- Opening Delimiter -

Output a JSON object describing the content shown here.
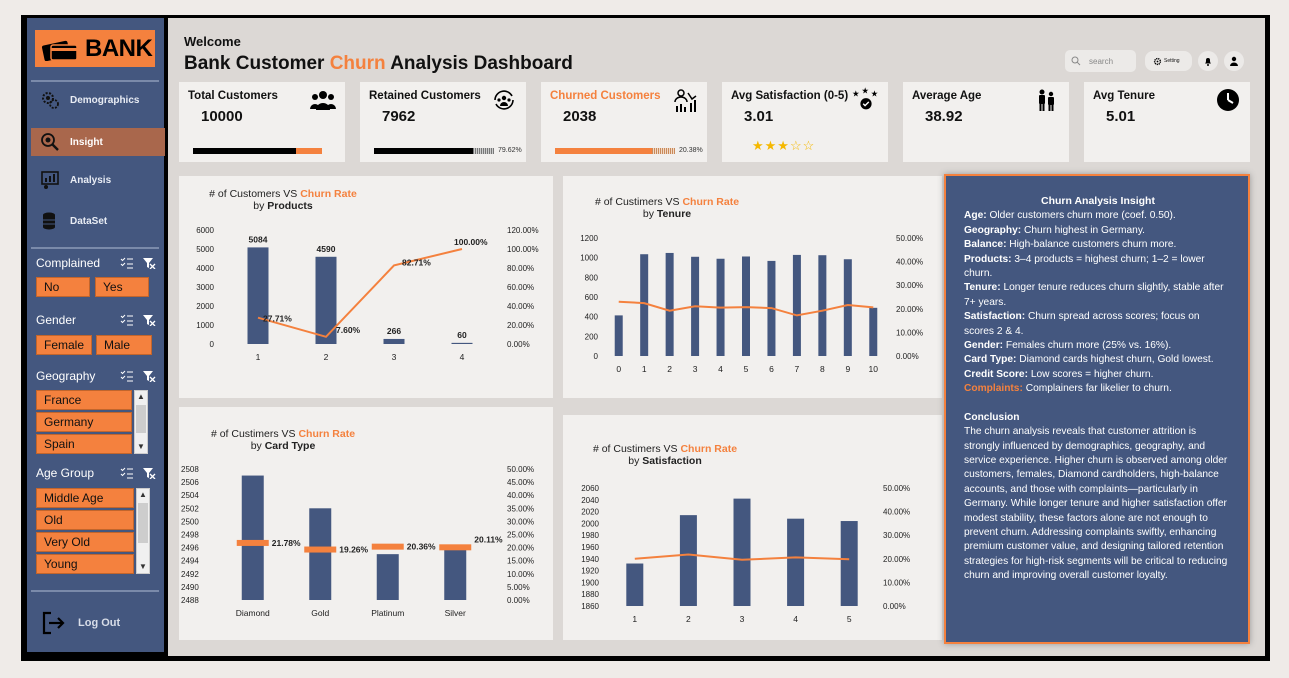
{
  "sidebar": {
    "logo": "BANK",
    "nav": [
      {
        "label": "Demographics",
        "icon": "gears-user-icon"
      },
      {
        "label": "Insight",
        "icon": "lightbulb-search-icon"
      },
      {
        "label": "Analysis",
        "icon": "analysis-chart-icon"
      },
      {
        "label": "DataSet",
        "icon": "database-icon"
      }
    ],
    "filters": {
      "complained": {
        "label": "Complained",
        "options": [
          "No",
          "Yes"
        ]
      },
      "gender": {
        "label": "Gender",
        "options": [
          "Female",
          "Male"
        ]
      },
      "geography": {
        "label": "Geography",
        "options": [
          "France",
          "Germany",
          "Spain"
        ]
      },
      "age_group": {
        "label": "Age Group",
        "options": [
          "Middle Age",
          "Old",
          "Very Old",
          "Young"
        ]
      }
    },
    "logout": "Log Out"
  },
  "header": {
    "welcome": "Welcome",
    "title_pre": "Bank Customer ",
    "title_accent": "Churn",
    "title_post": " Analysis Dashboard",
    "search_placeholder": "search",
    "setting_label": "Setting"
  },
  "kpis": {
    "total": {
      "label": "Total Customers",
      "value": "10000"
    },
    "retained": {
      "label": "Retained Customers",
      "value": "7962",
      "pct": "79.62%",
      "fraction": 0.7962
    },
    "churned": {
      "label": "Churned Customers",
      "value": "2038",
      "pct": "20.38%",
      "fraction": 0.2038
    },
    "satisfaction": {
      "label": "Avg Satisfaction (0-5)",
      "value": "3.01",
      "stars": "★★★☆☆",
      "rating": 3
    },
    "age": {
      "label": "Average Age",
      "value": "38.92"
    },
    "tenure": {
      "label": "Avg Tenure",
      "value": "5.01"
    }
  },
  "colors": {
    "accent": "#f4813e",
    "bar": "#44577f",
    "sidebar": "#44577f"
  },
  "chart_titles": {
    "products": {
      "pre": "# of Customers VS ",
      "acc": "Churn Rate",
      "by": "by ",
      "dim": "Products"
    },
    "tenure": {
      "pre": "# of Custimers VS ",
      "acc": "Churn Rate",
      "by": "by ",
      "dim": "Tenure"
    },
    "card": {
      "pre": "# of Custimers VS ",
      "acc": "Churn Rate",
      "by": "by ",
      "dim": "Card Type"
    },
    "satisfaction": {
      "pre": "# of Custimers VS ",
      "acc": "Churn Rate",
      "by": "by ",
      "dim": "Satisfaction"
    }
  },
  "chart_data": [
    {
      "type": "bar+line",
      "categories": [
        "1",
        "2",
        "3",
        "4"
      ],
      "series": [
        {
          "values": [
            5084,
            4590,
            266,
            60
          ],
          "axis": "left"
        },
        {
          "values": [
            27.71,
            7.6,
            82.71,
            100.0
          ],
          "axis": "right"
        }
      ],
      "bar_labels": [
        "5084",
        "4590",
        "266",
        "60"
      ],
      "line_labels": [
        "27.71%",
        "7.60%",
        "82.71%",
        "100.00%"
      ],
      "left_ticks": [
        "6000",
        "5000",
        "4000",
        "3000",
        "2000",
        "1000",
        "0"
      ],
      "right_ticks": [
        "120.00%",
        "100.00%",
        "80.00%",
        "60.00%",
        "40.00%",
        "20.00%",
        "0.00%"
      ],
      "ylim_left": [
        0,
        6000
      ],
      "ylim_right": [
        0,
        120
      ]
    },
    {
      "type": "bar+line",
      "categories": [
        "0",
        "1",
        "2",
        "3",
        "4",
        "5",
        "6",
        "7",
        "8",
        "9",
        "10"
      ],
      "series": [
        {
          "values": [
            413,
            1035,
            1048,
            1009,
            989,
            1012,
            967,
            1028,
            1025,
            984,
            490
          ],
          "axis": "left"
        },
        {
          "values": [
            23.0,
            22.4,
            19.2,
            21.1,
            20.5,
            20.7,
            20.3,
            17.2,
            19.2,
            21.6,
            20.6
          ],
          "axis": "right"
        }
      ],
      "left_ticks": [
        "1200",
        "1000",
        "800",
        "600",
        "400",
        "200",
        "0"
      ],
      "right_ticks": [
        "50.00%",
        "40.00%",
        "30.00%",
        "20.00%",
        "10.00%",
        "0.00%"
      ],
      "ylim_left": [
        0,
        1200
      ],
      "ylim_right": [
        0,
        50
      ]
    },
    {
      "type": "bar+line",
      "categories": [
        "Diamond",
        "Gold",
        "Platinum",
        "Silver"
      ],
      "series": [
        {
          "values": [
            2507,
            2502,
            2495,
            2496
          ],
          "axis": "left"
        },
        {
          "values": [
            21.78,
            19.26,
            20.36,
            20.11
          ],
          "axis": "right"
        }
      ],
      "line_labels": [
        "21.78%",
        "19.26%",
        "20.36%",
        "20.11%"
      ],
      "left_ticks": [
        "2508",
        "2506",
        "2504",
        "2502",
        "2500",
        "2498",
        "2496",
        "2494",
        "2492",
        "2490",
        "2488"
      ],
      "right_ticks": [
        "50.00%",
        "45.00%",
        "40.00%",
        "35.00%",
        "30.00%",
        "25.00%",
        "20.00%",
        "15.00%",
        "10.00%",
        "5.00%",
        "0.00%"
      ],
      "ylim_left": [
        2488,
        2508
      ],
      "ylim_right": [
        0,
        50
      ]
    },
    {
      "type": "bar+line",
      "categories": [
        "1",
        "2",
        "3",
        "4",
        "5"
      ],
      "series": [
        {
          "values": [
            1932,
            2014,
            2042,
            2008,
            2004
          ],
          "axis": "left"
        },
        {
          "values": [
            20.0,
            21.8,
            19.6,
            20.6,
            19.8
          ],
          "axis": "right"
        }
      ],
      "left_ticks": [
        "2060",
        "2040",
        "2020",
        "2000",
        "1980",
        "1960",
        "1940",
        "1920",
        "1900",
        "1880",
        "1860"
      ],
      "right_ticks": [
        "50.00%",
        "40.00%",
        "30.00%",
        "20.00%",
        "10.00%",
        "0.00%"
      ],
      "ylim_left": [
        1860,
        2060
      ],
      "ylim_right": [
        0,
        50
      ]
    }
  ],
  "insight": {
    "title": "Churn Analysis  Insight",
    "items": [
      {
        "k": "Age:",
        "v": " Older customers churn more (coef. 0.50)."
      },
      {
        "k": "Geography:",
        "v": " Churn highest in Germany."
      },
      {
        "k": "Balance:",
        "v": " High-balance customers churn more."
      },
      {
        "k": "Products:",
        "v": " 3–4 products = highest churn; 1–2 = lower churn."
      },
      {
        "k": "Tenure:",
        "v": " Longer tenure reduces churn slightly, stable after 7+ years."
      },
      {
        "k": "Satisfaction:",
        "v": " Churn spread across scores; focus on scores 2 & 4."
      },
      {
        "k": "Gender:",
        "v": " Females churn more (25% vs. 16%)."
      },
      {
        "k": "Card Type:",
        "v": " Diamond cards highest churn, Gold lowest."
      },
      {
        "k": "Credit Score:",
        "v": " Low scores = higher churn."
      }
    ],
    "complaints_k": "Complaints:",
    "complaints_v": " Complainers far likelier to churn.",
    "conclusion_title": "Conclusion",
    "conclusion": "The churn analysis reveals that customer attrition is strongly influenced by demographics, geography, and service experience. Higher churn is observed among older customers, females, Diamond cardholders, high-balance accounts, and those with complaints—particularly in Germany. While longer tenure and higher satisfaction offer modest stability, these factors alone are not enough to prevent churn. Addressing complaints swiftly, enhancing premium customer value, and designing tailored retention strategies for high-risk segments will be critical to reducing churn and improving overall customer loyalty."
  }
}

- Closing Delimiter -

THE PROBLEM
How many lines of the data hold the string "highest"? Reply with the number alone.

ANSWER BOX
3